On October 16, the government ordered FRINTON to be turned into a warship and equipped with anti-aircraft guns for self-defense. In the following months, the ship carried out a series of transport operations for the military, mainly moving between Souda, Heraklion, Piraeus and Mytilene. As the Germans rapidly pushed southwards after their invasion across the Bulgarian and Yugoslavian borders on the April 6, 1941, the Greek authorities were slow to withdraw the naval fleet to Crete and the Middle East, where they could contribute to the Allied struggle. Most ships remained exposed to German bombers in the Saronic Gulf for days, awaiting orders which never arrived. On April 17, the FRINTON, along with the IONIA, CORINTHIA and HELLAS, became trapped inside the Gulf of Eleusis because the Germans had laid magnetic mines at its exits. Captain Melissinos was sent by A/GEN [chief commander of the fleet] to deal with the situation. Ordering them to sail in single file, he successfully lead all four ships through Poros Megaron and out of the Gulf. However, the FRINTON remained in the area around Megara, awaiting orders. As a result, it was hit by German dive bombers on April 22, 1941 and began to take on water. To avoid sinking, Captain Veis ran the FRINTON aground on the Nea Peramos coast, about one kilometer east of the Artillery School. Unfortunately, German planes also attacked it there, hitting the engine and boiler rooms. A fire broke out which completely destroyed the ship. The crew, thirteen of whom were injured, abandoned ship and made for the shore at Faneromeni in lifeboats. One of them, the stoker Georgios Tzitzis, later died from his injuries. In the ensuing years, the occupying Axis forces engaged in the spasmodic exploitation of some shipwrecks which were unrepairable, but a source of useful raw materials. The wreck of the FRINTON and the nearby passenger ship HYDRA, had the decks and engines removed respectively. Demolition works were carried out on the passenger ship SOFIA, which was stranded at Agios Georgios, Salamina. In a post-war inspection carried out on the FRINTON, cracks one metre below water level were found measuring 4 x 3 metres on the starboard side and a 12 x 1 metres on the port side. The deck of the ship was half-destroyed, the engines and machinery were damaged, while three boilers remained in good condition. With such extensive damage, there was no hope of repairing the ship. Like many other abandoned shipwrecks, it fell under the jurisdiction of the Shipwreck Lifting Organisation (O.A.N.), a body set up by the State to clear the ports and coasts of dozens of shipwrecks left behind by the warring parties. The wreck of the FRINTON was sold by O.A.N. in 1948 to the salvage contractors Archontis and Georgakakis for 50 million drachmas. It was to be raised and then dismantled for scrap. This work was completed in December 1950, thus ending the existence of one of the most beautiful coastal ships of the interwar period.

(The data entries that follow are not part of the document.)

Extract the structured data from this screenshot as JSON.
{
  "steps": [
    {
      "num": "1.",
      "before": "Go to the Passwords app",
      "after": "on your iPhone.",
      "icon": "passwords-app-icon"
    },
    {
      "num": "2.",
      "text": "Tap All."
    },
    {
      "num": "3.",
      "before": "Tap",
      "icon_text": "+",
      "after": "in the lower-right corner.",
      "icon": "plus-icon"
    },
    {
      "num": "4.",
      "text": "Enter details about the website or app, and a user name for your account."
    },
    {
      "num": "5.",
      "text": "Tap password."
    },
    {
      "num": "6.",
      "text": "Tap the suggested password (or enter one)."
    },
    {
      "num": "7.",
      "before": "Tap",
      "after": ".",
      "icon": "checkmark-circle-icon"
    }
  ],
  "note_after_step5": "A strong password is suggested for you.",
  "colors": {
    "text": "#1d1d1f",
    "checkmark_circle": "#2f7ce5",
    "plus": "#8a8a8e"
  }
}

  • Thoktaridis Costas – Bilalis Aris, Lifting History: The Epic Of Shipwreck Recovery In Post-War Greece, Kyriakidis Publishing, Thessaloniki, 2017

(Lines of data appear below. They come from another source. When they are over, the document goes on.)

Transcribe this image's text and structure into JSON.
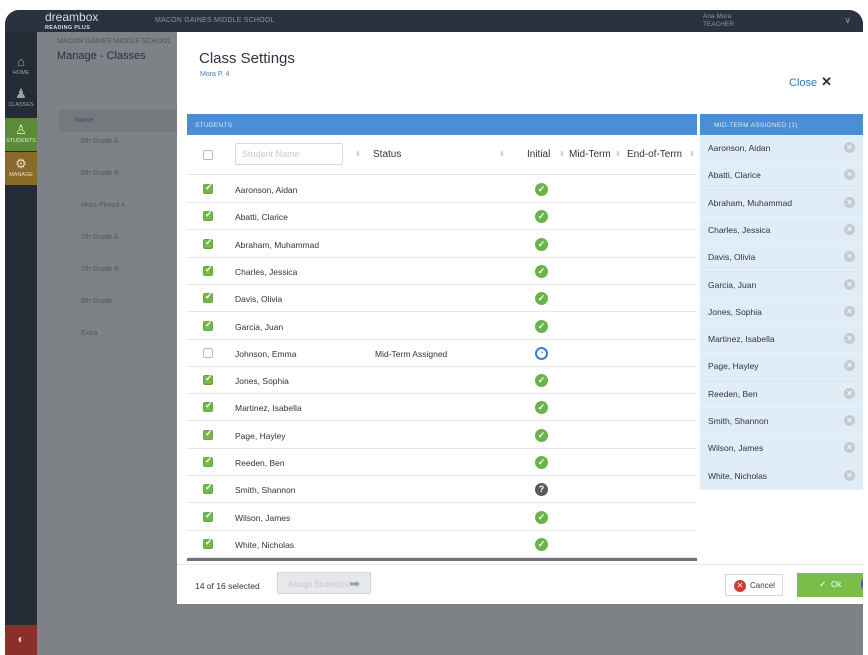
{
  "app": {
    "logo": "dreambox",
    "logo_sub": "READING PLUS",
    "school_top": "MACON GAINES MIDDLE SCHOOL",
    "user_name": "Ana Mora",
    "user_role": "TEACHER"
  },
  "nav": {
    "home": "HOME",
    "classes": "CLASSES",
    "students": "STUDENTS",
    "manage": "MANAGE"
  },
  "background": {
    "school": "MACON GAINES MIDDLE SCHOOL",
    "title": "Manage - Classes",
    "header": "Name",
    "classes": [
      "6th Grade A",
      "6th Grade B",
      "Mora Period 4",
      "7th Grade A",
      "7th Grade B",
      "8th Grade",
      "Extra"
    ]
  },
  "modal": {
    "title": "Class Settings",
    "subtitle": "Mora P. 4",
    "close_label": "Close",
    "students_section": "STUDENTS",
    "assigned_section": "MID-TERM ASSIGNED (1)",
    "columns": {
      "search_placeholder": "Student Name",
      "status": "Status",
      "initial": "Initial",
      "midterm": "Mid-Term",
      "endterm": "End-of-Term"
    },
    "students": [
      {
        "name": "Aaronson, Aidan",
        "checked": true,
        "status": "",
        "initial": "done"
      },
      {
        "name": "Abatti, Clarice",
        "checked": true,
        "status": "",
        "initial": "done"
      },
      {
        "name": "Abraham, Muhammad",
        "checked": true,
        "status": "",
        "initial": "done"
      },
      {
        "name": "Charles, Jessica",
        "checked": true,
        "status": "",
        "initial": "done"
      },
      {
        "name": "Davis, Olivia",
        "checked": true,
        "status": "",
        "initial": "done"
      },
      {
        "name": "Garcia, Juan",
        "checked": true,
        "status": "",
        "initial": "done"
      },
      {
        "name": "Johnson, Emma",
        "checked": false,
        "status": "Mid-Term Assigned",
        "initial": "partial"
      },
      {
        "name": "Jones, Sophia",
        "checked": true,
        "status": "",
        "initial": "done"
      },
      {
        "name": "Martinez, Isabella",
        "checked": true,
        "status": "",
        "initial": "done"
      },
      {
        "name": "Page, Hayley",
        "checked": true,
        "status": "",
        "initial": "done"
      },
      {
        "name": "Reeden, Ben",
        "checked": true,
        "status": "",
        "initial": "done"
      },
      {
        "name": "Smith, Shannon",
        "checked": true,
        "status": "",
        "initial": "unknown"
      },
      {
        "name": "Wilson, James",
        "checked": true,
        "status": "",
        "initial": "done"
      },
      {
        "name": "White, Nicholas",
        "checked": true,
        "status": "",
        "initial": "done"
      }
    ],
    "assigned": [
      "Aaronson, Aidan",
      "Abatti, Clarice",
      "Abraham, Muhammad",
      "Charles, Jessica",
      "Davis, Olivia",
      "Garcia, Juan",
      "Jones, Sophia",
      "Martinez, Isabella",
      "Page, Hayley",
      "Reeden, Ben",
      "Smith, Shannon",
      "Wilson, James",
      "White, Nicholas"
    ],
    "footer": {
      "selected": "14 of 16 selected",
      "assign_label": "Assign Student(s)",
      "cancel_label": "Cancel",
      "ok_label": "Ok"
    }
  },
  "colors": {
    "accent_blue": "#4a8fd6",
    "success_green": "#69b34a",
    "cancel_red": "#d23c30"
  },
  "icons": {
    "home": "home-icon",
    "classes": "classes-icon",
    "students": "student-icon",
    "manage": "gear-icon",
    "close": "close-icon",
    "done": "check-circle-icon",
    "partial": "progress-circle-icon",
    "unknown": "question-circle-icon",
    "remove": "remove-icon",
    "assign": "arrow-right-icon"
  }
}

  • Malakasis Ioannis, ‘The Action Of Greek Merchant Shipping In The Middle East,’ Dodoni Yearbook of the University of Ioannina, Volume 22, Issue A, 1993.
  • Dounis Christos, The Shipwrecks In The Greek Seas – 1900-1950, Finatec SA, 2000

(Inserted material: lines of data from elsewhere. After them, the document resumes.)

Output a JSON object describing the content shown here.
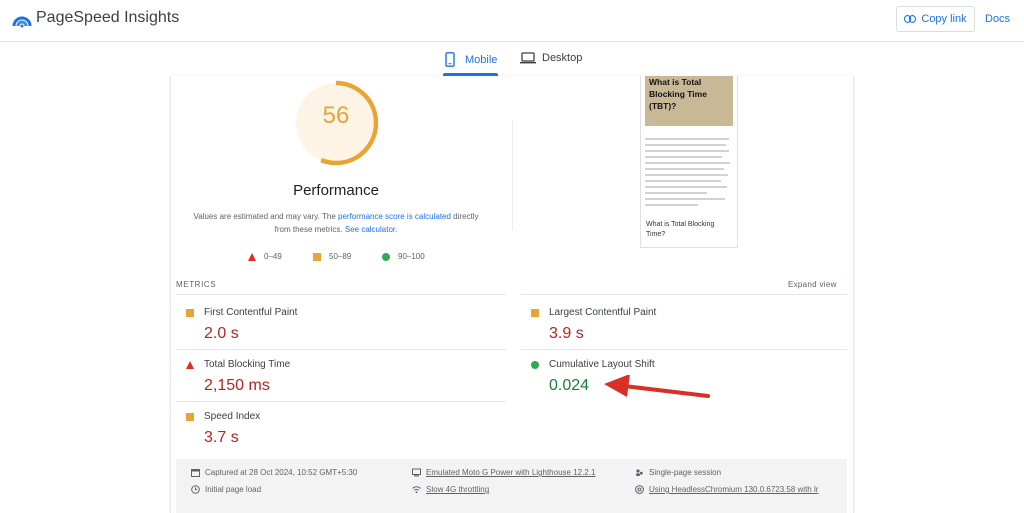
{
  "header": {
    "brand": "PageSpeed Insights",
    "copy_link": "Copy link",
    "docs": "Docs"
  },
  "tabs": [
    {
      "label": "Mobile",
      "active": true,
      "icon": "phone-icon"
    },
    {
      "label": "Desktop",
      "active": false,
      "icon": "laptop-icon"
    }
  ],
  "score": {
    "value": "56",
    "title": "Performance",
    "note_prefix": "Values are estimated and may vary. The ",
    "note_link1": "performance score is calculated",
    "note_mid": " directly from these metrics. ",
    "note_link2": "See calculator.",
    "legend": [
      {
        "label": "0–49",
        "shape": "triangle",
        "color": "#d93025"
      },
      {
        "label": "50–89",
        "shape": "square",
        "color": "#e8a435"
      },
      {
        "label": "90–100",
        "shape": "circle",
        "color": "#34a853"
      }
    ]
  },
  "screenshot": {
    "hero_text": "What is Total Blocking Time (TBT)?",
    "subheading": "What is Total Blocking Time?"
  },
  "metrics": {
    "label": "METRICS",
    "expand": "Expand view",
    "items": [
      {
        "name": "First Contentful Paint",
        "value": "2.0 s",
        "rating": "average"
      },
      {
        "name": "Largest Contentful Paint",
        "value": "3.9 s",
        "rating": "average"
      },
      {
        "name": "Total Blocking Time",
        "value": "2,150 ms",
        "rating": "poor"
      },
      {
        "name": "Cumulative Layout Shift",
        "value": "0.024",
        "rating": "good"
      },
      {
        "name": "Speed Index",
        "value": "3.7 s",
        "rating": "average"
      }
    ]
  },
  "footer": {
    "captured": "Captured at 28 Oct 2024, 10:52 GMT+5:30",
    "initial_load": "Initial page load",
    "device": "Emulated Moto G Power with Lighthouse 12.2.1",
    "throttling": "Slow 4G throttling",
    "session": "Single-page session",
    "browser": "Using HeadlessChromium 130.0.6723.58 with lr"
  },
  "colors": {
    "accent": "#1a73e8",
    "average": "#e8a435",
    "poor": "#d93025",
    "good": "#34a853",
    "annotation_arrow": "#d93025"
  }
}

Author: Ομάδα Εναλίων Αποτυπώσεων

Η Ομάδα Εναλίων Αποτυπώσεων (ΟΕΑ) του Εργαστηρίου Τοπογραφίας, στο Τμήμα Αγρονόμων και Τοπογράφων Μηχανικών, συνεργάζεται με τα μέλη της καταδυτικής κοινότητας για την αναζήτηση, την τεκμηρίωση, την μελέτη και την ανάδειξη των ιδιαιτεροτήτων του θαλασσίου περιβάλλοντος, αναλαμβάνοντας συγχρόνως την σχετική ενημέρωση και ευαισθητοποίηση του κοινού. Μέσω εξειδικευμένων προγραμμάτων εκπαίδευσης και ενάλιων δραστηριοτήτων που συντονίζουν ή συμμετέχουν τα μέλη της ΟΕΑ επιδιώκεται η ασφαλής και υπεύθυνη προσέγγιση στα βυθισμένα τεκμήρια της φυσικής και πολιτιστικής μας κληρονομιάς.